Stored items from a collection
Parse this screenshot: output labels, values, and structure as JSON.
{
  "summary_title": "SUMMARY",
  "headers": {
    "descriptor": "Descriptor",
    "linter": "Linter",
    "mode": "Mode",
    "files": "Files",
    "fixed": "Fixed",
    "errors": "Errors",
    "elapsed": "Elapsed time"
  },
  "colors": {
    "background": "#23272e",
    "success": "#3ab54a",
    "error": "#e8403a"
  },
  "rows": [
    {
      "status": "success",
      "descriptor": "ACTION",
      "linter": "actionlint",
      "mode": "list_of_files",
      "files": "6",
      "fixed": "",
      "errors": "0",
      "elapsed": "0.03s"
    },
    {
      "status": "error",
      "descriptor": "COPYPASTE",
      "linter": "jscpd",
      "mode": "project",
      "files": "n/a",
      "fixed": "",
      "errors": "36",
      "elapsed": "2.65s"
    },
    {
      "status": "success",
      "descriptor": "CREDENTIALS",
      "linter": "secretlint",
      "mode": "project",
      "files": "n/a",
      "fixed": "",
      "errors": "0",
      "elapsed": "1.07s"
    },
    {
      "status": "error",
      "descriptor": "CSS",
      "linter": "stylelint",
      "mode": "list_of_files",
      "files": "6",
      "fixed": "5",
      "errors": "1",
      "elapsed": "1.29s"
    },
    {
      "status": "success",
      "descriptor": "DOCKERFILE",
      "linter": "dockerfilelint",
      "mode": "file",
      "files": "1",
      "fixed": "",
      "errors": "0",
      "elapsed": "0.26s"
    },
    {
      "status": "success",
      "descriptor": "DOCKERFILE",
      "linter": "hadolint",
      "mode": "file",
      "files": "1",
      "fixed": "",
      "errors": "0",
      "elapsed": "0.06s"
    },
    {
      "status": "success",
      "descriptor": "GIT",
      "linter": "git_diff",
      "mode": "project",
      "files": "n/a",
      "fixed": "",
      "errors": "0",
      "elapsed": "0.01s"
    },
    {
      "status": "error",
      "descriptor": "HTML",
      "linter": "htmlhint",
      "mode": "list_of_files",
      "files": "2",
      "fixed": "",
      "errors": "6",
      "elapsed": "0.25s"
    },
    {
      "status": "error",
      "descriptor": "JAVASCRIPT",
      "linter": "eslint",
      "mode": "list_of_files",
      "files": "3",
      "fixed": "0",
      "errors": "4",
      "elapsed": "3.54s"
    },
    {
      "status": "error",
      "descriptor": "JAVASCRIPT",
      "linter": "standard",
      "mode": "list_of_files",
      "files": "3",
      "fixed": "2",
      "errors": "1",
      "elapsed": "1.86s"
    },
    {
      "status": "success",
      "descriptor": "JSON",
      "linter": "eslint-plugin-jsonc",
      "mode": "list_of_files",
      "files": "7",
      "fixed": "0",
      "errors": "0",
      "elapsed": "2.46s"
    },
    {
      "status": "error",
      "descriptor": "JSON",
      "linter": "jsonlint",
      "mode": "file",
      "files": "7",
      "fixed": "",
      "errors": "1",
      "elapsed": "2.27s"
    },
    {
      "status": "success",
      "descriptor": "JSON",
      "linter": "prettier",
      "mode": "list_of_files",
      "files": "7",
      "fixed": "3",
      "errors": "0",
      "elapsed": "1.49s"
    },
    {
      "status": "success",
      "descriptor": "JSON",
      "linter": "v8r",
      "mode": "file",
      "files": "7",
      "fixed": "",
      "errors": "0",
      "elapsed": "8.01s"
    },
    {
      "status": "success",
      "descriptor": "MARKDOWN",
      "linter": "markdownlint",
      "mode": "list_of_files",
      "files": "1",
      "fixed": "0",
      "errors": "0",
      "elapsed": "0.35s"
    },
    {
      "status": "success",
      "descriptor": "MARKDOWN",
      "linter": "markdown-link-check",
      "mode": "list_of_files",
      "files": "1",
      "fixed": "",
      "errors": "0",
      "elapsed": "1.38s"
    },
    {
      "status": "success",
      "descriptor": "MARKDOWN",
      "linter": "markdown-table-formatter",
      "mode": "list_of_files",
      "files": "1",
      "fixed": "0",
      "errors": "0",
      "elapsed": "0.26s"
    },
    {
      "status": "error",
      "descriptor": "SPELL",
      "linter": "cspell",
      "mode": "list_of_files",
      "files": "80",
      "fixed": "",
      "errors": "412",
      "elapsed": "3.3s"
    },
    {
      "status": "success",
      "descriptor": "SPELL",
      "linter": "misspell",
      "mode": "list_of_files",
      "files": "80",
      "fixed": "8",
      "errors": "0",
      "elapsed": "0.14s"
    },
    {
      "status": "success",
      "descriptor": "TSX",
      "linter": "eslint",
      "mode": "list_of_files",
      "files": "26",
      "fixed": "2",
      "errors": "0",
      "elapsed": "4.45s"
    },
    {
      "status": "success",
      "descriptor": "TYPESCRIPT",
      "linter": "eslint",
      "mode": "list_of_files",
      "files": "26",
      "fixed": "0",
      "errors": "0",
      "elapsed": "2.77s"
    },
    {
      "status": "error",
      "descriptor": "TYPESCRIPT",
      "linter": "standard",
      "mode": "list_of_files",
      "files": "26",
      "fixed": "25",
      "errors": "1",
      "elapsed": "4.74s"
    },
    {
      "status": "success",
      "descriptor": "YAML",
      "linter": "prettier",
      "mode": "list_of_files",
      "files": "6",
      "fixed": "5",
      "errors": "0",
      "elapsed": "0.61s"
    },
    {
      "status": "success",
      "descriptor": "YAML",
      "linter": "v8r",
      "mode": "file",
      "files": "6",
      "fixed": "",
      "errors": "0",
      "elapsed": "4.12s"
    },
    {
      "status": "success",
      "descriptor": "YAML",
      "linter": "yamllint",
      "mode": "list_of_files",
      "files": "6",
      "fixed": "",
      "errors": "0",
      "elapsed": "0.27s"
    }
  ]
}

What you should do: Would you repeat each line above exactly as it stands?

Response area:
Parse this screenshot: output labels, values, and structure as JSON.
{
  "summary_title": "SUMMARY",
  "headers": {
    "descriptor": "Descriptor",
    "linter": "Linter",
    "mode": "Mode",
    "files": "Files",
    "fixed": "Fixed",
    "errors": "Errors",
    "elapsed": "Elapsed time"
  },
  "colors": {
    "background": "#23272e",
    "success": "#3ab54a",
    "error": "#e8403a"
  },
  "rows": [
    {
      "status": "success",
      "descriptor": "ACTION",
      "linter": "actionlint",
      "mode": "list_of_files",
      "files": "6",
      "fixed": "",
      "errors": "0",
      "elapsed": "0.03s"
    },
    {
      "status": "error",
      "descriptor": "COPYPASTE",
      "linter": "jscpd",
      "mode": "project",
      "files": "n/a",
      "fixed": "",
      "errors": "36",
      "elapsed": "2.65s"
    },
    {
      "status": "success",
      "descriptor": "CREDENTIALS",
      "linter": "secretlint",
      "mode": "project",
      "files": "n/a",
      "fixed": "",
      "errors": "0",
      "elapsed": "1.07s"
    },
    {
      "status": "error",
      "descriptor": "CSS",
      "linter": "stylelint",
      "mode": "list_of_files",
      "files": "6",
      "fixed": "5",
      "errors": "1",
      "elapsed": "1.29s"
    },
    {
      "status": "success",
      "descriptor": "DOCKERFILE",
      "linter": "dockerfilelint",
      "mode": "file",
      "files": "1",
      "fixed": "",
      "errors": "0",
      "elapsed": "0.26s"
    },
    {
      "status": "success",
      "descriptor": "DOCKERFILE",
      "linter": "hadolint",
      "mode": "file",
      "files": "1",
      "fixed": "",
      "errors": "0",
      "elapsed": "0.06s"
    },
    {
      "status": "success",
      "descriptor": "GIT",
      "linter": "git_diff",
      "mode": "project",
      "files": "n/a",
      "fixed": "",
      "errors": "0",
      "elapsed": "0.01s"
    },
    {
      "status": "error",
      "descriptor": "HTML",
      "linter": "htmlhint",
      "mode": "list_of_files",
      "files": "2",
      "fixed": "",
      "errors": "6",
      "elapsed": "0.25s"
    },
    {
      "status": "error",
      "descriptor": "JAVASCRIPT",
      "linter": "eslint",
      "mode": "list_of_files",
      "files": "3",
      "fixed": "0",
      "errors": "4",
      "elapsed": "3.54s"
    },
    {
      "status": "error",
      "descriptor": "JAVASCRIPT",
      "linter": "standard",
      "mode": "list_of_files",
      "files": "3",
      "fixed": "2",
      "errors": "1",
      "elapsed": "1.86s"
    },
    {
      "status": "success",
      "descriptor": "JSON",
      "linter": "eslint-plugin-jsonc",
      "mode": "list_of_files",
      "files": "7",
      "fixed": "0",
      "errors": "0",
      "elapsed": "2.46s"
    },
    {
      "status": "error",
      "descriptor": "JSON",
      "linter": "jsonlint",
      "mode": "file",
      "files": "7",
      "fixed": "",
      "errors": "1",
      "elapsed": "2.27s"
    },
    {
      "status": "success",
      "descriptor": "JSON",
      "linter": "prettier",
      "mode": "list_of_files",
      "files": "7",
      "fixed": "3",
      "errors": "0",
      "elapsed": "1.49s"
    },
    {
      "status": "success",
      "descriptor": "JSON",
      "linter": "v8r",
      "mode": "file",
      "files": "7",
      "fixed": "",
      "errors": "0",
      "elapsed": "8.01s"
    },
    {
      "status": "success",
      "descriptor": "MARKDOWN",
      "linter": "markdownlint",
      "mode": "list_of_files",
      "files": "1",
      "fixed": "0",
      "errors": "0",
      "elapsed": "0.35s"
    },
    {
      "status": "success",
      "descriptor": "MARKDOWN",
      "linter": "markdown-link-check",
      "mode": "list_of_files",
      "files": "1",
      "fixed": "",
      "errors": "0",
      "elapsed": "1.38s"
    },
    {
      "status": "success",
      "descriptor": "MARKDOWN",
      "linter": "markdown-table-formatter",
      "mode": "list_of_files",
      "files": "1",
      "fixed": "0",
      "errors": "0",
      "elapsed": "0.26s"
    },
    {
      "status": "error",
      "descriptor": "SPELL",
      "linter": "cspell",
      "mode": "list_of_files",
      "files": "80",
      "fixed": "",
      "errors": "412",
      "elapsed": "3.3s"
    },
    {
      "status": "success",
      "descriptor": "SPELL",
      "linter": "misspell",
      "mode": "list_of_files",
      "files": "80",
      "fixed": "8",
      "errors": "0",
      "elapsed": "0.14s"
    },
    {
      "status": "success",
      "descriptor": "TSX",
      "linter": "eslint",
      "mode": "list_of_files",
      "files": "26",
      "fixed": "2",
      "errors": "0",
      "elapsed": "4.45s"
    },
    {
      "status": "success",
      "descriptor": "TYPESCRIPT",
      "linter": "eslint",
      "mode": "list_of_files",
      "files": "26",
      "fixed": "0",
      "errors": "0",
      "elapsed": "2.77s"
    },
    {
      "status": "error",
      "descriptor": "TYPESCRIPT",
      "linter": "standard",
      "mode": "list_of_files",
      "files": "26",
      "fixed": "25",
      "errors": "1",
      "elapsed": "4.74s"
    },
    {
      "status": "success",
      "descriptor": "YAML",
      "linter": "prettier",
      "mode": "list_of_files",
      "files": "6",
      "fixed": "5",
      "errors": "0",
      "elapsed": "0.61s"
    },
    {
      "status": "success",
      "descriptor": "YAML",
      "linter": "v8r",
      "mode": "file",
      "files": "6",
      "fixed": "",
      "errors": "0",
      "elapsed": "4.12s"
    },
    {
      "status": "success",
      "descriptor": "YAML",
      "linter": "yamllint",
      "mode": "list_of_files",
      "files": "6",
      "fixed": "",
      "errors": "0",
      "elapsed": "0.27s"
    }
  ]
}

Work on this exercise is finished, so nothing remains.